Later life[edit]

On 14 December 2009, Kiszely gave evidence to The Iraq Inquiry in which he claimed that American officials had refused to admit that they were dealing with an insurgency in Iraq.[7]

In December 2008, Kiszely was appointed national president of The Royal British Legion. He took over the role from Air Marshal Ian Macfadyen, who recommended him for the post.[8] In an October 2012 article, the Sunday Times alleged that Kiszely was among several retired military leaders who had offered to lobby and influence MPs and government defence ministers on behalf of arms firms.[9] When the Royal British Legion announced it was setting up an inquiry into Kiszely's behaviour, he resigned, admitting that he had made "exaggerated and foolish claims" and therefore it would be "inappropriate" for him to keep his role at the legion. However, he claimed that he had not broken Whitehall rules.[10] Defence secretary Philip Hammond said that the allegations against Kiszely and others are damaging and that he may restrict the access that former officers have to current staff.[11] "If they're abusing that access for commercial purposes then we will have to tighten it up or maybe even shut it down," he said. However, he argued that former military officers did not have influence on how the Ministry of Defence spends taxpayers' money.[11] The Ministry of Defence said it would investigate whether Kiszely and other former generals implicated by the investigation had broken any rules and if so, what punishment was appropriate.[11]
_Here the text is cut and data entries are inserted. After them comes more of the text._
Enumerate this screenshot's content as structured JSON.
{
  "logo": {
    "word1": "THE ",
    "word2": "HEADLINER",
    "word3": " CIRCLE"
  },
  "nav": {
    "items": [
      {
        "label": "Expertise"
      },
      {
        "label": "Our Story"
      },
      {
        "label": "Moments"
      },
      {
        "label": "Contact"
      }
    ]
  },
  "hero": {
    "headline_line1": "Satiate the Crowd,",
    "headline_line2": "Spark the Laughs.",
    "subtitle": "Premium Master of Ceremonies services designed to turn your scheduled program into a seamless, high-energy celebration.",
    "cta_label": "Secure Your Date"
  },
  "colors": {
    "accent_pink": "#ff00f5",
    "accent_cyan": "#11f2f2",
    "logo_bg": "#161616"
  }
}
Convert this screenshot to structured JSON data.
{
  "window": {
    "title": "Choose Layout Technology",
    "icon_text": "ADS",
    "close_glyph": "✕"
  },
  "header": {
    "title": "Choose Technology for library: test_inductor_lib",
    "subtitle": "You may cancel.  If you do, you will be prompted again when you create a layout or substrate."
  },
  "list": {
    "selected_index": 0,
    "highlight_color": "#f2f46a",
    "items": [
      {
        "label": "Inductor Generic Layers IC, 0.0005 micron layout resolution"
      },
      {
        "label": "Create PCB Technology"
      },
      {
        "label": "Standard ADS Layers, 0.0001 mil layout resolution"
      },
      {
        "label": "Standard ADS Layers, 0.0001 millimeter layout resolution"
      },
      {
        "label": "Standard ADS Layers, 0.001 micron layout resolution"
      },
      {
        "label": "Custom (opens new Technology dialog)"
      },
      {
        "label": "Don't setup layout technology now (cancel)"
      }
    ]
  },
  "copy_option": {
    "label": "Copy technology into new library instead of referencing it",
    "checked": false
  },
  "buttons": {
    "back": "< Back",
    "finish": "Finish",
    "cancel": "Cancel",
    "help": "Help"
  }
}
In 2017, Kiszely wrote the book, Anatomy of a Campaign: The British fiasco in Norway, 1940. It was published by the Cambridge University Press and won the inaugural Duke of Wellington Medal for Military History.[12]


Kiszely is married with three children.[13]


  1. ^ "No. 44774". The London Gazette (Supplement). 24 January 1969. p. 1000.
  2. ^ a b c d Oxford Leverhulme Biography Archived 25 July 2011 at the Wayback Machine
  3. ^ "No. 49134". The London Gazette (Supplement). 8 October 1982. p. 12846.
  4. ^ "Stabilisation Force in Bosnia and Herzegovina - Previous Commanders".
  5. ^ "NATO/SFOR Informer". Archived from the original on 29 September 2012.
  6. ^ "Lieutenant General Andrew Graham takes over from Lieutenant General Sir John Kiszley". Archived from the original on 17 June 2011. Retrieved 3 October 2009.
  7. ^ "US would not 'admit' the insurgency in post-war Iraq". BBC News. BBC. 15 December 2009. Retrieved 28 January 2010.
  8. ^ Royal British Legion appoints new National President Archived 16 June 2011 at the Wayback Machine Royal British Legion, 15 December 2008
  9. ^ "Inquiry into Legion lobby claim". BBC News. 14 October 2012. Retrieved 15 October 2012.
  10. ^ Kim Sengupta (15 October 2012). "Royal British Legion president Lieutenant General Sir John Kiszely resigns over lobbying allegations". The Independent. Archived from the original on 13 June 2022. Retrieved 17 February 2017.
  11. ^ a b c "Ministry of Defence to investigate Sunday Times lobbying story – BBC News". BBC News. 14 October 2012. Retrieved 17 February 2017.
  12. ^ "Duke of Wellington Medal for Military History 2018". www.rusi.orghttps.
  13. ^ "Person Page".
Military offices
Preceded by General Officer Commanding the 1st (UK) Armoured Division
Succeeded by
Preceded by Commander Multi-National Division (South-West), Bosnia
June–December 1996
Succeeded by
New title Commander Regional Forces
Succeeded by
Preceded by Senior British Military Representative
and Deputy Commanding General, Multinational Force, Iraq

Succeeded by
Preceded by Director General of the Defence Academy
Succeeded by
Non-profit organization positions
Preceded by President of the Royal British Legion
Succeeded by